▶ **Assigned task**
Repeat, word for word, each of the records shown below, without their pictures.

▶ **Data extract**
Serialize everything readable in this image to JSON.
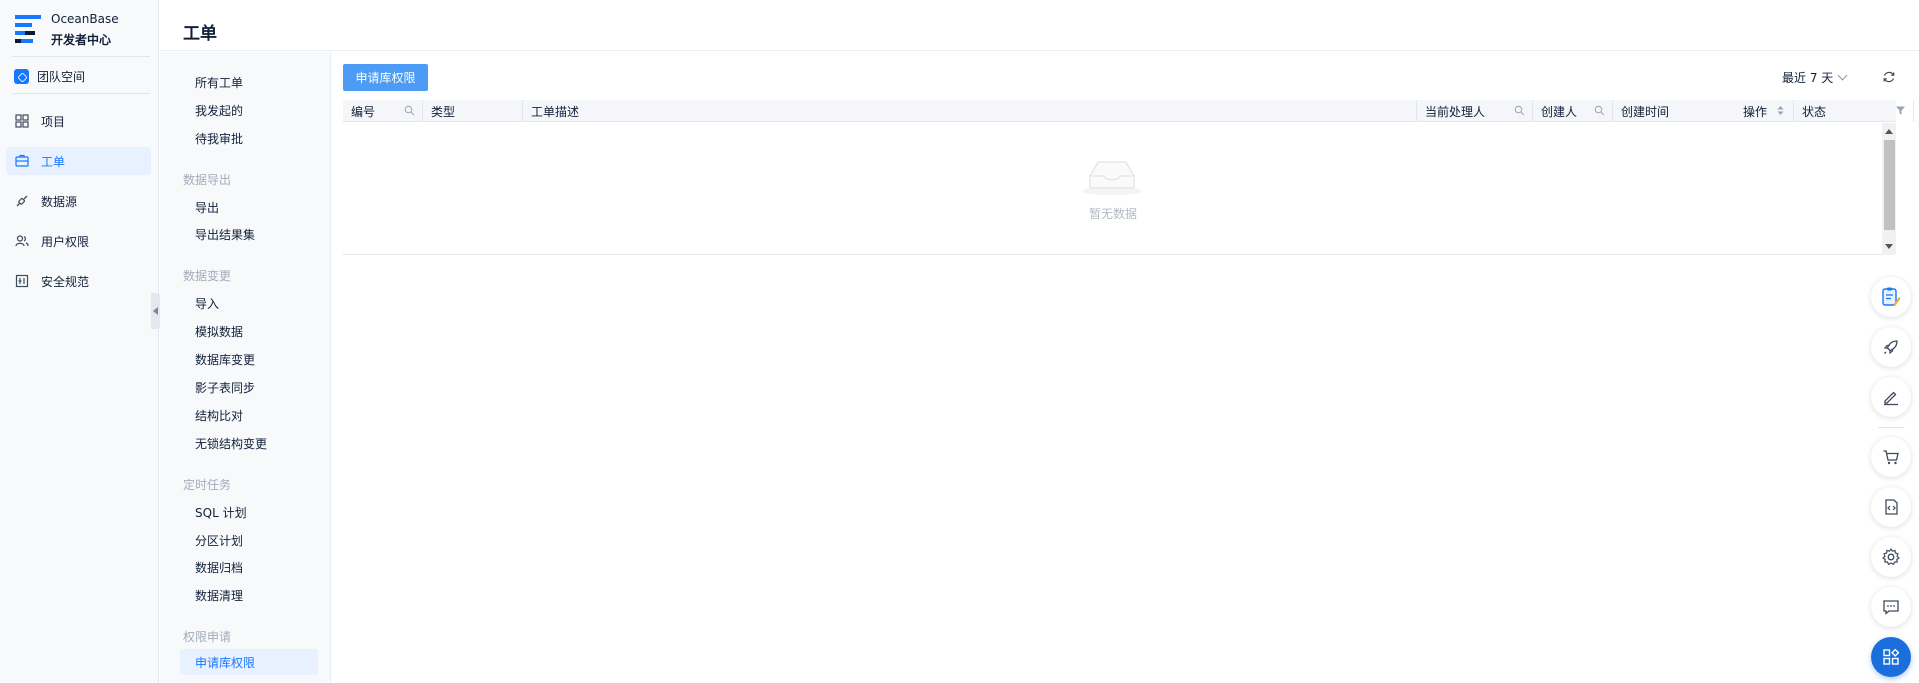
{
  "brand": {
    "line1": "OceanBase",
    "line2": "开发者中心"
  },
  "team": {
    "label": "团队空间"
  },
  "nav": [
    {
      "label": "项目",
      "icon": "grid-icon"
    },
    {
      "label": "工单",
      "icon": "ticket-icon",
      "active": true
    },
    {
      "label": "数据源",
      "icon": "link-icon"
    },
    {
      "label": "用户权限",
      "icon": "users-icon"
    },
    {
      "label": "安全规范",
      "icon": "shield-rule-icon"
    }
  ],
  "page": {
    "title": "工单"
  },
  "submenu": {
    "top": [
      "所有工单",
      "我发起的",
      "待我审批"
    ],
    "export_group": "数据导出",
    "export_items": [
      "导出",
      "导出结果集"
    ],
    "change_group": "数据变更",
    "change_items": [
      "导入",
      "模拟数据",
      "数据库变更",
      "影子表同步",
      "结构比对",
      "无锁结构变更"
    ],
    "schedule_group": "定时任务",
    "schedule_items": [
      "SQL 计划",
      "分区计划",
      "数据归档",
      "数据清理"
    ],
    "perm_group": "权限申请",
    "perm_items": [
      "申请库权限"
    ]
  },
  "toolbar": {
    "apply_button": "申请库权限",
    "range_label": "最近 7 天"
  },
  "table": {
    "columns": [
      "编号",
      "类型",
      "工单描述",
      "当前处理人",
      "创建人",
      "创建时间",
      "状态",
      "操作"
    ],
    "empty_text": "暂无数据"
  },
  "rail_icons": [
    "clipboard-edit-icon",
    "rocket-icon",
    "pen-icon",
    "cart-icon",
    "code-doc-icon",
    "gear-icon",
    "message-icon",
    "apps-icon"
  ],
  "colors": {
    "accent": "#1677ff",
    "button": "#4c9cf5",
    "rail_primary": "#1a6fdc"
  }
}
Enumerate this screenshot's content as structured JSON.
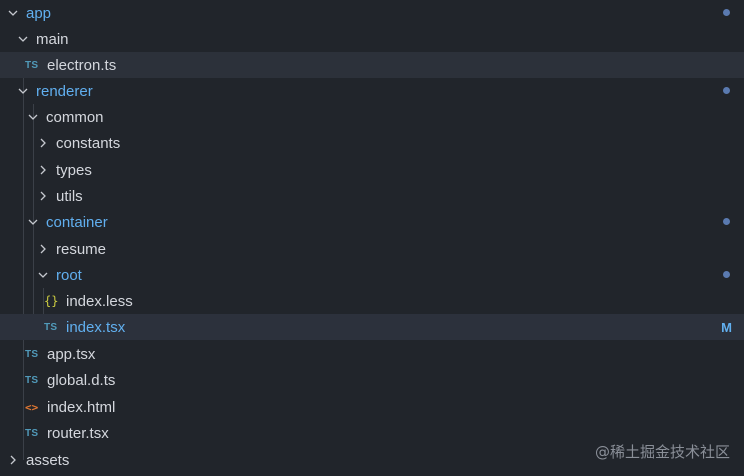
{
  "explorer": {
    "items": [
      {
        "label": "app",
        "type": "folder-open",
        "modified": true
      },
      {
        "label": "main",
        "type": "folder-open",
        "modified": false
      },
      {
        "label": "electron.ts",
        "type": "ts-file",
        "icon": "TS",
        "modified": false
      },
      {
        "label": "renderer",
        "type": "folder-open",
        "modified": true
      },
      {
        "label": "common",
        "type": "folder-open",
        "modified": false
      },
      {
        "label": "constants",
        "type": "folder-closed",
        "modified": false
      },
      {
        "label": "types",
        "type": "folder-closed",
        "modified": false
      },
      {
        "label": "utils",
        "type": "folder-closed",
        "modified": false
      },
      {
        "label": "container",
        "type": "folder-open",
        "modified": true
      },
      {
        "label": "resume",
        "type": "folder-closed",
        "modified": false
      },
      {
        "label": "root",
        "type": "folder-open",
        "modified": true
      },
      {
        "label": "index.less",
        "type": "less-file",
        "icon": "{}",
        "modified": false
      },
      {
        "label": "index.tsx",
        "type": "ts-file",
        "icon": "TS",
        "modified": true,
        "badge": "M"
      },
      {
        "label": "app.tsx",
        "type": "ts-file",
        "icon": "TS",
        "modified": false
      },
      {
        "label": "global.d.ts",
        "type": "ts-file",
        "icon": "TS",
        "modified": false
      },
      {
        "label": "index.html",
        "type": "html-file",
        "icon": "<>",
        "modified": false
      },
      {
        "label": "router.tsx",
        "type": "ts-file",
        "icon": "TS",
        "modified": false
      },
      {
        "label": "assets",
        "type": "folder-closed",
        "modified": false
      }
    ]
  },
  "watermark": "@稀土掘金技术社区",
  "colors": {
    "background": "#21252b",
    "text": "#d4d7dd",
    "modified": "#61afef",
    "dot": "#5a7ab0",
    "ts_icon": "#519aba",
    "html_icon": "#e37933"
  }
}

▶ **Task output**
Serialize everything readable in this image to JSON.
{
  "brand": {
    "line1": "OceanBase",
    "line2": "开发者中心"
  },
  "team": {
    "label": "团队空间"
  },
  "nav": [
    {
      "label": "项目",
      "icon": "grid-icon"
    },
    {
      "label": "工单",
      "icon": "ticket-icon",
      "active": true
    },
    {
      "label": "数据源",
      "icon": "link-icon"
    },
    {
      "label": "用户权限",
      "icon": "users-icon"
    },
    {
      "label": "安全规范",
      "icon": "shield-rule-icon"
    }
  ],
  "page": {
    "title": "工单"
  },
  "submenu": {
    "top": [
      "所有工单",
      "我发起的",
      "待我审批"
    ],
    "export_group": "数据导出",
    "export_items": [
      "导出",
      "导出结果集"
    ],
    "change_group": "数据变更",
    "change_items": [
      "导入",
      "模拟数据",
      "数据库变更",
      "影子表同步",
      "结构比对",
      "无锁结构变更"
    ],
    "schedule_group": "定时任务",
    "schedule_items": [
      "SQL 计划",
      "分区计划",
      "数据归档",
      "数据清理"
    ],
    "perm_group": "权限申请",
    "perm_items": [
      "申请库权限"
    ]
  },
  "toolbar": {
    "apply_button": "申请库权限",
    "range_label": "最近 7 天"
  },
  "table": {
    "columns": [
      "编号",
      "类型",
      "工单描述",
      "当前处理人",
      "创建人",
      "创建时间",
      "状态",
      "操作"
    ],
    "empty_text": "暂无数据"
  },
  "rail_icons": [
    "clipboard-edit-icon",
    "rocket-icon",
    "pen-icon",
    "cart-icon",
    "code-doc-icon",
    "gear-icon",
    "message-icon",
    "apps-icon"
  ],
  "colors": {
    "accent": "#1677ff",
    "button": "#4c9cf5",
    "rail_primary": "#1a6fdc"
  }
}
Enumerate this screenshot's content as structured JSON.
{
  "explorer": {
    "items": [
      {
        "label": "app",
        "type": "folder-open",
        "modified": true
      },
      {
        "label": "main",
        "type": "folder-open",
        "modified": false
      },
      {
        "label": "electron.ts",
        "type": "ts-file",
        "icon": "TS",
        "modified": false
      },
      {
        "label": "renderer",
        "type": "folder-open",
        "modified": true
      },
      {
        "label": "common",
        "type": "folder-open",
        "modified": false
      },
      {
        "label": "constants",
        "type": "folder-closed",
        "modified": false
      },
      {
        "label": "types",
        "type": "folder-closed",
        "modified": false
      },
      {
        "label": "utils",
        "type": "folder-closed",
        "modified": false
      },
      {
        "label": "container",
        "type": "folder-open",
        "modified": true
      },
      {
        "label": "resume",
        "type": "folder-closed",
        "modified": false
      },
      {
        "label": "root",
        "type": "folder-open",
        "modified": true
      },
      {
        "label": "index.less",
        "type": "less-file",
        "icon": "{}",
        "modified": false
      },
      {
        "label": "index.tsx",
        "type": "ts-file",
        "icon": "TS",
        "modified": true,
        "badge": "M"
      },
      {
        "label": "app.tsx",
        "type": "ts-file",
        "icon": "TS",
        "modified": false
      },
      {
        "label": "global.d.ts",
        "type": "ts-file",
        "icon": "TS",
        "modified": false
      },
      {
        "label": "index.html",
        "type": "html-file",
        "icon": "<>",
        "modified": false
      },
      {
        "label": "router.tsx",
        "type": "ts-file",
        "icon": "TS",
        "modified": false
      },
      {
        "label": "assets",
        "type": "folder-closed",
        "modified": false
      }
    ]
  },
  "watermark": "@稀土掘金技术社区",
  "colors": {
    "background": "#21252b",
    "text": "#d4d7dd",
    "modified": "#61afef",
    "dot": "#5a7ab0",
    "ts_icon": "#519aba",
    "html_icon": "#e37933"
  }
}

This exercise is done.